From their station on the West Pier at the mouth of the Cuyahoga River, the men of the U.S. Life-Saving Service fished freighter crew members out of Lake Erie's cold waters. Cleveland was a city of industrial might in 1905 with 364,000 workers in its labor force. Growth along the lakefront meant increased boat traffic.
The eight-man crew, under the command of keeper Charles E. Motley, was on constant duty eight months of the year. For risking their lives rowing through chop and storms in bulky self-bailing surfboats, they were paid $65 a month, not including the price of their uniforms and board at the station.

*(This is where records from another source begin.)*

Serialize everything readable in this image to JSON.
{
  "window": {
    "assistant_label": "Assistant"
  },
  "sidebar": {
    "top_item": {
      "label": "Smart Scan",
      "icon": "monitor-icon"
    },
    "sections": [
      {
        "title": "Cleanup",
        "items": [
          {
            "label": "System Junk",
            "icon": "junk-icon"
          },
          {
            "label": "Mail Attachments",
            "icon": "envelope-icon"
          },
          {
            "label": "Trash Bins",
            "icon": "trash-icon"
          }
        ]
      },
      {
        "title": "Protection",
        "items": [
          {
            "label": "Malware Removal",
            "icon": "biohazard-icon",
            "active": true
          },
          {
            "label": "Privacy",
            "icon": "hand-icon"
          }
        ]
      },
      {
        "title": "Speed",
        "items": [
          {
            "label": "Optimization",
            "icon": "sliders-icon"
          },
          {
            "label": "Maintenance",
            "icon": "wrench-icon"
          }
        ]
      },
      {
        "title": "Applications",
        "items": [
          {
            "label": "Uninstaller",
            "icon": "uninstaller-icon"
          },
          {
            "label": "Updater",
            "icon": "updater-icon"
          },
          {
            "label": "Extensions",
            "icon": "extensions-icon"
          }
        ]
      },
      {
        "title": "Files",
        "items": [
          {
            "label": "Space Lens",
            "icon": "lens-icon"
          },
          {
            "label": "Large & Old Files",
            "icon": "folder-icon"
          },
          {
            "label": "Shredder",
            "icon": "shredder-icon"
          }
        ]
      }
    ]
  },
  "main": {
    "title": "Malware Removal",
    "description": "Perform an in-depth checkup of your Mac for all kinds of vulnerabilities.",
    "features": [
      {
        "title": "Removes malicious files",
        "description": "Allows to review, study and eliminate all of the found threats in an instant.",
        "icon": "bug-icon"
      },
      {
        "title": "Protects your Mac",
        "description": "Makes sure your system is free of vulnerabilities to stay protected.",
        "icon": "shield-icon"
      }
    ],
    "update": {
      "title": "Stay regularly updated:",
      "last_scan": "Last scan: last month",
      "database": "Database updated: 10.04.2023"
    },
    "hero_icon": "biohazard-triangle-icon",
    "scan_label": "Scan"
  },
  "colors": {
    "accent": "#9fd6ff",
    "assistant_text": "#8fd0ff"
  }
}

That year, The Plain Dealer demanded greater support for the lifesavers, who were called more than 40 times and saved at least 100 people during the perilous 1905 shipping season. The paper called for another station between Cleveland and Ashtabula, as the Cleveland station already had its hands full with increased local traffic. "The men of the local station do all that men can do," proclaimed the Nov. 22 editorial, "but there are limits to human endurance."
The Life-Saving Service became the U.S. Coast Guard in 1915.